**Supplied entries**
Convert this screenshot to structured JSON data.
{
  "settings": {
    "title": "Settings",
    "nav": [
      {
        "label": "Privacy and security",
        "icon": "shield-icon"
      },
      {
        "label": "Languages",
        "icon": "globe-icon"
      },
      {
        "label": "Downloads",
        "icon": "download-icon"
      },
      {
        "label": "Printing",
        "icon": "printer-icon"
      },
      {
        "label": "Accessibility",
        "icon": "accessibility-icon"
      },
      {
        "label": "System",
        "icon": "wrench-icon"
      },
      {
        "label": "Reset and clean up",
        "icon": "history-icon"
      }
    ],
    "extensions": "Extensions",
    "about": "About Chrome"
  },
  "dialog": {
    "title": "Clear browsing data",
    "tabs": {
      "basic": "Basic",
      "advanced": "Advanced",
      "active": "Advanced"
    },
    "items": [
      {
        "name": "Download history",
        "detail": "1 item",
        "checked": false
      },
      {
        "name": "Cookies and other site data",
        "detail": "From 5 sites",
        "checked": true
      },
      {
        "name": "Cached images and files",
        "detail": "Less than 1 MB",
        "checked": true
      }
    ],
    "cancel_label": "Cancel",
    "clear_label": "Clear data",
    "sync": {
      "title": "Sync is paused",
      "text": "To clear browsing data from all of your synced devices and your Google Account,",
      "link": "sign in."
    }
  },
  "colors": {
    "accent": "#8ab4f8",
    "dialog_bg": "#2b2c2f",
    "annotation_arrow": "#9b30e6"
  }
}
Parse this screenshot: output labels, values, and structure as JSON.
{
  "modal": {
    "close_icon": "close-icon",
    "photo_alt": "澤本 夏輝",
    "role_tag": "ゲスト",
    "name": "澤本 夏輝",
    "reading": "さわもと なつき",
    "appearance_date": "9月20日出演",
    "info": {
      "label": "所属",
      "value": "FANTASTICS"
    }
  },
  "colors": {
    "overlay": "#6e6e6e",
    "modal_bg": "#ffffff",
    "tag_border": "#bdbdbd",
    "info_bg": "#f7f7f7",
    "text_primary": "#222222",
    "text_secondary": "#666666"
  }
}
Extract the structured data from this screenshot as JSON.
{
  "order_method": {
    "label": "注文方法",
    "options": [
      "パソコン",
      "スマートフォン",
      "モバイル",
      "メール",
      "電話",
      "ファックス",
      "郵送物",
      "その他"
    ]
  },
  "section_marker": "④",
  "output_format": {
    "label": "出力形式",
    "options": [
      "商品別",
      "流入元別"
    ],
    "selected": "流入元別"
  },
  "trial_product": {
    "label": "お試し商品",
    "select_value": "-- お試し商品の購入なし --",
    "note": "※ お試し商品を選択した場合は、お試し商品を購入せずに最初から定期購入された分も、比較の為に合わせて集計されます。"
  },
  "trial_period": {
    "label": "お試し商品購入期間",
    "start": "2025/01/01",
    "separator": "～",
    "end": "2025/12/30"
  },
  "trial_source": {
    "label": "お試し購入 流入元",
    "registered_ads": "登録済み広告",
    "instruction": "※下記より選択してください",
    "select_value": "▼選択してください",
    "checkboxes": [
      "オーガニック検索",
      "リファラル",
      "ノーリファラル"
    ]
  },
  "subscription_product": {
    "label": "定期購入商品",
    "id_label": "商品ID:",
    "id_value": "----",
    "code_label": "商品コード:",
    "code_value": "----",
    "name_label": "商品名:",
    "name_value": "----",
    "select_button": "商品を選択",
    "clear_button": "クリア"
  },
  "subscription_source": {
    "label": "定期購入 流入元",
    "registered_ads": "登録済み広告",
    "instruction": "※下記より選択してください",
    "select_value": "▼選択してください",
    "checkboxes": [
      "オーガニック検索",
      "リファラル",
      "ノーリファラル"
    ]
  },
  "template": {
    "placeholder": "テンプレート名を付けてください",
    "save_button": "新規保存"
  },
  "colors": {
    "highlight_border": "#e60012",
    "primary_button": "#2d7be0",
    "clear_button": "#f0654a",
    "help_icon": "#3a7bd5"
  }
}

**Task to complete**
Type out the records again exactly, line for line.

**Reply**
Convert this screenshot to structured JSON data.
{
  "settings": {
    "title": "Settings",
    "nav": [
      {
        "label": "Privacy and security",
        "icon": "shield-icon"
      },
      {
        "label": "Languages",
        "icon": "globe-icon"
      },
      {
        "label": "Downloads",
        "icon": "download-icon"
      },
      {
        "label": "Printing",
        "icon": "printer-icon"
      },
      {
        "label": "Accessibility",
        "icon": "accessibility-icon"
      },
      {
        "label": "System",
        "icon": "wrench-icon"
      },
      {
        "label": "Reset and clean up",
        "icon": "history-icon"
      }
    ],
    "extensions": "Extensions",
    "about": "About Chrome"
  },
  "dialog": {
    "title": "Clear browsing data",
    "tabs": {
      "basic": "Basic",
      "advanced": "Advanced",
      "active": "Advanced"
    },
    "items": [
      {
        "name": "Download history",
        "detail": "1 item",
        "checked": false
      },
      {
        "name": "Cookies and other site data",
        "detail": "From 5 sites",
        "checked": true
      },
      {
        "name": "Cached images and files",
        "detail": "Less than 1 MB",
        "checked": true
      }
    ],
    "cancel_label": "Cancel",
    "clear_label": "Clear data",
    "sync": {
      "title": "Sync is paused",
      "text": "To clear browsing data from all of your synced devices and your Google Account,",
      "link": "sign in."
    }
  },
  "colors": {
    "accent": "#8ab4f8",
    "dialog_bg": "#2b2c2f",
    "annotation_arrow": "#9b30e6"
  }
}
Parse this screenshot: output labels, values, and structure as JSON.
{
  "modal": {
    "close_icon": "close-icon",
    "photo_alt": "澤本 夏輝",
    "role_tag": "ゲスト",
    "name": "澤本 夏輝",
    "reading": "さわもと なつき",
    "appearance_date": "9月20日出演",
    "info": {
      "label": "所属",
      "value": "FANTASTICS"
    }
  },
  "colors": {
    "overlay": "#6e6e6e",
    "modal_bg": "#ffffff",
    "tag_border": "#bdbdbd",
    "info_bg": "#f7f7f7",
    "text_primary": "#222222",
    "text_secondary": "#666666"
  }
}
Extract the structured data from this screenshot as JSON.
{
  "order_method": {
    "label": "注文方法",
    "options": [
      "パソコン",
      "スマートフォン",
      "モバイル",
      "メール",
      "電話",
      "ファックス",
      "郵送物",
      "その他"
    ]
  },
  "section_marker": "④",
  "output_format": {
    "label": "出力形式",
    "options": [
      "商品別",
      "流入元別"
    ],
    "selected": "流入元別"
  },
  "trial_product": {
    "label": "お試し商品",
    "select_value": "-- お試し商品の購入なし --",
    "note": "※ お試し商品を選択した場合は、お試し商品を購入せずに最初から定期購入された分も、比較の為に合わせて集計されます。"
  },
  "trial_period": {
    "label": "お試し商品購入期間",
    "start": "2025/01/01",
    "separator": "～",
    "end": "2025/12/30"
  },
  "trial_source": {
    "label": "お試し購入 流入元",
    "registered_ads": "登録済み広告",
    "instruction": "※下記より選択してください",
    "select_value": "▼選択してください",
    "checkboxes": [
      "オーガニック検索",
      "リファラル",
      "ノーリファラル"
    ]
  },
  "subscription_product": {
    "label": "定期購入商品",
    "id_label": "商品ID:",
    "id_value": "----",
    "code_label": "商品コード:",
    "code_value": "----",
    "name_label": "商品名:",
    "name_value": "----",
    "select_button": "商品を選択",
    "clear_button": "クリア"
  },
  "subscription_source": {
    "label": "定期購入 流入元",
    "registered_ads": "登録済み広告",
    "instruction": "※下記より選択してください",
    "select_value": "▼選択してください",
    "checkboxes": [
      "オーガニック検索",
      "リファラル",
      "ノーリファラル"
    ]
  },
  "template": {
    "placeholder": "テンプレート名を付けてください",
    "save_button": "新規保存"
  },
  "colors": {
    "highlight_border": "#e60012",
    "primary_button": "#2d7be0",
    "clear_button": "#f0654a",
    "help_icon": "#3a7bd5"
  }
}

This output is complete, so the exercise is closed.